A piece appeared on the Covenant blog yesterday bemoaning the fact that we don’t have all of Psalm 95 printed in the Morning Prayer service. Personally, while I do have some sympathy for the position, I don’t find this nearly the issue the author does. Here’s the thing…
- Psalm 95 can always be used in place of the shortened version
- We have the full version in Rite I language on pg. 146 for those of us who prefer that idiom
- The Daily Office Lectionary mandates the use of the entire Psalm 95 on Fridays in Lent
To those points, let me add the following…
- the shortened version acheives liturgically what the church intends with the Venite
- the author offends against the American mashup currently found in Rite I by proclaiming it to have been accomplished with “two less offensive verses,” expanded with the comment, “There was no textual reason for this change, except perhaps to remove verses that might make one uncomfortable.”
First, the job of the Venite is to call us to prayer.

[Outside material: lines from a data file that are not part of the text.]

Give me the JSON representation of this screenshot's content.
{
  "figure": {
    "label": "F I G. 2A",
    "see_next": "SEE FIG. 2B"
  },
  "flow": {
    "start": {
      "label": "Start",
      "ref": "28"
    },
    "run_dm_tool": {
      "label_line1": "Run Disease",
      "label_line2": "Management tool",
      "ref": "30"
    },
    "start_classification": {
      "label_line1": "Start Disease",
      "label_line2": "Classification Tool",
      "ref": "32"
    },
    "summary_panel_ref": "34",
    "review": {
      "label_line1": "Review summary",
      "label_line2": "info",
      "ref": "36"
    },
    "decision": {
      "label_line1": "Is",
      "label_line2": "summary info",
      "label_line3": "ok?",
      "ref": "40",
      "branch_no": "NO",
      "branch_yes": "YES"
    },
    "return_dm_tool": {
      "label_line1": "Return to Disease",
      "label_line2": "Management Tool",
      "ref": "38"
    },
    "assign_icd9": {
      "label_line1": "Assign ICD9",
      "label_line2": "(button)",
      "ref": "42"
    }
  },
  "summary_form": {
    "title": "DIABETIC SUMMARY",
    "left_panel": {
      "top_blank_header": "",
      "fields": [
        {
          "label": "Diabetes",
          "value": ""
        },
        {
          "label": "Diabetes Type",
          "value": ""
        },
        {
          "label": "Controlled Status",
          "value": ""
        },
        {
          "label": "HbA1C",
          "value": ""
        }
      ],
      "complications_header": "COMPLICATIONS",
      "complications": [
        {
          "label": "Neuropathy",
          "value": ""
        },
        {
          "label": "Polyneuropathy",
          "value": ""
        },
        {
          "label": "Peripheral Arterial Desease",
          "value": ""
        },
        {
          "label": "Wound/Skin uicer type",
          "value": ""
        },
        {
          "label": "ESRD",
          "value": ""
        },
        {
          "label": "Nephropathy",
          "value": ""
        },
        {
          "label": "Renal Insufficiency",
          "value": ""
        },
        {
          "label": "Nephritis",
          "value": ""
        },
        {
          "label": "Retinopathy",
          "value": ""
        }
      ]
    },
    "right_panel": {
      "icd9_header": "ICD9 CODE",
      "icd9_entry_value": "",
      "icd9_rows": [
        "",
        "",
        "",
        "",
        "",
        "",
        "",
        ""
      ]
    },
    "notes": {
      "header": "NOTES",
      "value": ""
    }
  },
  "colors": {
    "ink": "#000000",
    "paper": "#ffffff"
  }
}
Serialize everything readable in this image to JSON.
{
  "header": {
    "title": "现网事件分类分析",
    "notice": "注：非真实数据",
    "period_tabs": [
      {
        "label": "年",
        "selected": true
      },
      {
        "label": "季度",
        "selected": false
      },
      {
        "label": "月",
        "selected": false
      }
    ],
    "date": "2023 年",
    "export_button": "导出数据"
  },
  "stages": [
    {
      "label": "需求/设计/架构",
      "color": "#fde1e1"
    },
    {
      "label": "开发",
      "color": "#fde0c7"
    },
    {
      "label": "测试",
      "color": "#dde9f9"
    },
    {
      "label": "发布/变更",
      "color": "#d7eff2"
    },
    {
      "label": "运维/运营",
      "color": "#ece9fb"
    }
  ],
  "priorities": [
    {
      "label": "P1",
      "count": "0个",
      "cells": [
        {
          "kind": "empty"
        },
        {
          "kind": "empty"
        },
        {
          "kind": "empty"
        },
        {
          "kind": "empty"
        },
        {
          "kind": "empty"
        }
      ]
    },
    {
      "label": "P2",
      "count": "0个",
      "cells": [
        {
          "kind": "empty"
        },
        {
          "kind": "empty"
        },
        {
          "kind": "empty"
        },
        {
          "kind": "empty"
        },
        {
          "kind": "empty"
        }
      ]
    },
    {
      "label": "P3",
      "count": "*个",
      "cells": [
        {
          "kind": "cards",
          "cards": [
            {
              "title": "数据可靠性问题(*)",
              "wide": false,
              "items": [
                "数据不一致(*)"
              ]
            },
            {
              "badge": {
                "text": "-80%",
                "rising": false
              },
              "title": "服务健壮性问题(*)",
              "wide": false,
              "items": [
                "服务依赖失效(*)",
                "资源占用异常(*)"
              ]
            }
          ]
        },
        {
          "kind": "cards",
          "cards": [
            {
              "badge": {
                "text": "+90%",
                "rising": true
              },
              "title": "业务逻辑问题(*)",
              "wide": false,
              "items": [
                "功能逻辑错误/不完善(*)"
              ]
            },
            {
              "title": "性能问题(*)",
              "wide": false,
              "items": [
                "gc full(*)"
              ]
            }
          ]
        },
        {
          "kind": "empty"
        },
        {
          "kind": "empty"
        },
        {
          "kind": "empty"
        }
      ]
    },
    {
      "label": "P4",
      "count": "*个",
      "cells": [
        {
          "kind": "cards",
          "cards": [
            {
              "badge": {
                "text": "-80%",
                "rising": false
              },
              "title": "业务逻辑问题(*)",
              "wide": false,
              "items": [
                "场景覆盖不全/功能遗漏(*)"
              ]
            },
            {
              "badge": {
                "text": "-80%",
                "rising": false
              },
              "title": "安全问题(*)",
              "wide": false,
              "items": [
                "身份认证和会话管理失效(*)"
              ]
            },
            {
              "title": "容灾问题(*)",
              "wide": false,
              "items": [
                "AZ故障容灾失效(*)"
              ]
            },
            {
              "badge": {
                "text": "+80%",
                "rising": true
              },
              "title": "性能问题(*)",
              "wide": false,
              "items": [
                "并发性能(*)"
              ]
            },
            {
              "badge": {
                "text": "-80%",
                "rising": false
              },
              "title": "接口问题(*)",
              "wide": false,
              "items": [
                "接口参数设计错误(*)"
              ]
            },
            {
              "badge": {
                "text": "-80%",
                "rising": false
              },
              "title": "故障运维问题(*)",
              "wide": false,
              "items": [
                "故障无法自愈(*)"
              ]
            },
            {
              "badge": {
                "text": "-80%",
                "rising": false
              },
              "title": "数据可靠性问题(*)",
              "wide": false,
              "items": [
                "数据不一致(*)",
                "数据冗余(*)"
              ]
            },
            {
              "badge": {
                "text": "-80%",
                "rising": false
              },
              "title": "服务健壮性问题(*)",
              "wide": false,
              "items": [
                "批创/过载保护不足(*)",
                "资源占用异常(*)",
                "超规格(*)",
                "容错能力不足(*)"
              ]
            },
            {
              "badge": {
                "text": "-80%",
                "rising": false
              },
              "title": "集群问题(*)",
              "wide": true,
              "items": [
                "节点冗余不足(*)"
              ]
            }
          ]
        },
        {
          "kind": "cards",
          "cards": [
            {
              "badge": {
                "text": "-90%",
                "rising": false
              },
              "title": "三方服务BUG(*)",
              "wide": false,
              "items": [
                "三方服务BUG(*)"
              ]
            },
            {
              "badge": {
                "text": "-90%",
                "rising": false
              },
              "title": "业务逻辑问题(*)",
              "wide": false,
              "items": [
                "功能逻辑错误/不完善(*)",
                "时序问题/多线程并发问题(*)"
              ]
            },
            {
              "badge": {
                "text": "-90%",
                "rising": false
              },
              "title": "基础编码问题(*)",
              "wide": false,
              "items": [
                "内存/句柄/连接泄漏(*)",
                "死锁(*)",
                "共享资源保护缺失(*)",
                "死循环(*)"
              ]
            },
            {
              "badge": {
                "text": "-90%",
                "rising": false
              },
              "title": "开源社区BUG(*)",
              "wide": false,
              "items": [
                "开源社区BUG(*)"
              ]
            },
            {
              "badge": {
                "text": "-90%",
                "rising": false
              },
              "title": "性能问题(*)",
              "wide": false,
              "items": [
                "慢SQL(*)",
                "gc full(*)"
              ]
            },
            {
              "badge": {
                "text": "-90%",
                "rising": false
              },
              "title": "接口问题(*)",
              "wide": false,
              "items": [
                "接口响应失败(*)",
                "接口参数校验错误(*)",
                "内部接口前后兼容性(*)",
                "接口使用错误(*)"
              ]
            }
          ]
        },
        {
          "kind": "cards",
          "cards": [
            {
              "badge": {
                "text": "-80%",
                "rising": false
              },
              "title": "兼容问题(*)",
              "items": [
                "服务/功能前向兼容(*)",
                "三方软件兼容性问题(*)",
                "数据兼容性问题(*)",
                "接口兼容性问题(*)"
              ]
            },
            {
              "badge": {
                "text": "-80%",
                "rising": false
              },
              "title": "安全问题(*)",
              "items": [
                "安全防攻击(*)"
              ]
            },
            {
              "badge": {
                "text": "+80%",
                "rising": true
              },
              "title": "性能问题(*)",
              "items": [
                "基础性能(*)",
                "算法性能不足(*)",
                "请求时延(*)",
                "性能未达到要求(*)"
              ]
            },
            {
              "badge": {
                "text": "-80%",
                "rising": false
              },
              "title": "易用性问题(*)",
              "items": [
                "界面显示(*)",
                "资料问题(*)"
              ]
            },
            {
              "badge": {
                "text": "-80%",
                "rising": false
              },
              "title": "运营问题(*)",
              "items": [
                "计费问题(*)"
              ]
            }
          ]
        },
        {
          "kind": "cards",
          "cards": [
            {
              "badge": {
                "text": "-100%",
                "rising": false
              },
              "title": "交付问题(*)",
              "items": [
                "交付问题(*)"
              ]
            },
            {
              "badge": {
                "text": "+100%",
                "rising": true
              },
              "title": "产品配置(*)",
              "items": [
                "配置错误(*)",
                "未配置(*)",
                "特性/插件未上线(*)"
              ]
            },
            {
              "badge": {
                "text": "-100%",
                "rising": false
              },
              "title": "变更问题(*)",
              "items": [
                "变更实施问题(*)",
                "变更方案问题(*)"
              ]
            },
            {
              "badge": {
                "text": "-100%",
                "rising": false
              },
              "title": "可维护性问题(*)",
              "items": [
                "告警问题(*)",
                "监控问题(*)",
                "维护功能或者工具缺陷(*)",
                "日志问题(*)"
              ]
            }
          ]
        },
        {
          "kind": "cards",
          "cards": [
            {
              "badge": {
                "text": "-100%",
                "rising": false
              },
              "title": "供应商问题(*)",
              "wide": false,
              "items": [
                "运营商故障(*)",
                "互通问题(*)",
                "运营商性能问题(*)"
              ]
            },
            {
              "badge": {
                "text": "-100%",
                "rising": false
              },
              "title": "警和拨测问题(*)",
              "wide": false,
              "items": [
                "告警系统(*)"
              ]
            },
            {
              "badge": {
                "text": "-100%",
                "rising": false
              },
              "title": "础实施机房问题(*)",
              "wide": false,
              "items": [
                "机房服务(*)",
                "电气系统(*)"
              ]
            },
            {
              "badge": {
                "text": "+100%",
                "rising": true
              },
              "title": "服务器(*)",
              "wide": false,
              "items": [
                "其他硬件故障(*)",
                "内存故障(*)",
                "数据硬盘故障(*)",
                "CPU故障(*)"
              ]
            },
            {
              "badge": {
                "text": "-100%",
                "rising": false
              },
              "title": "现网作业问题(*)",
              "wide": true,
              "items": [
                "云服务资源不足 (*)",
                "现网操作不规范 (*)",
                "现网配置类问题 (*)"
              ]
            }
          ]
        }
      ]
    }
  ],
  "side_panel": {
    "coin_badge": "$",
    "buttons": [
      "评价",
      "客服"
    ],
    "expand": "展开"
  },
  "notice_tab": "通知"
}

This is what I’ve written previously on the Venite -as-invitatory:
At the heart of the concept of the invitatory is an invitation. The appointed texts urge those praying them to worship. Psalm 95 holds such a privileged place because it does it three times in rapid succession. It opens with a repeated call to worship in verses 1 and 2: “Come let us sing…let us shout for joy…Let us come…and raise a loud shout to him with psalms.” The call repeats in verse 6: “Come, let us bow down.” The other element of Psalm 95 that made is so attractive is found at the end of verse 7: “Oh, that today you would hearken to his voice!” Although this passage logically goes with the next section of the psalm which gives the rebellion of the people under Moses as an example of what not to do, the Rite II Venite ends here. In addition to the call to come and worship, we are reminded to also listen and take heed of what God is telling us. The Rite I Venite preferred not to include any of the condemnatory section, but swaps in additional encouragement to praise from Psalm 96 and retains the notion that God is also coming to meet us in our worship.
Thus, when you’re looking at intention, the Venite does what it’s supposed to do. I do agree that it is stronger with the rest of the Psalm, but it still gets the job done.
What touched a sore spot for me in the article is the notion that the verses introduced from Ps 96 are mild and inoffensive. The irony of this is that the day before this article came out, I found myself pausing and appreciating just those words in the Venite because they helped reinforce the Advent concept and because starting each day with a remembrance of the Last Judgement is a fine thing to do.
Because—let’s recall—that is what those verses from Psalm 96 are fundamentally about.
Yes, they depict creation joining us in our morning praise, but the reason that the whole creation rejoices is because God is coming to set all things right and to enforce justice, righteousness, and equity upon the earth. That’s Last Judgement material, and we (yes, we) who consume and hoard such a disproportionate percentage of the goods of creation, ought to remember and feel a certain amount of trepidation about the choices we make on a daily basis that reinforce inequity on a global scale that Christ will come to correct…
So, yes, I too, would prefer the full Psalm 95 (and actually have it programmed that way in the breviary throughout Lent). However, there is nothing intrinsically wrong with the shorter version; it does what it’s supposed to do. But—and this is probably my main point—if you believe that the verses from Psalm 96 are “less offensive,” you’re not reading them carefully enough.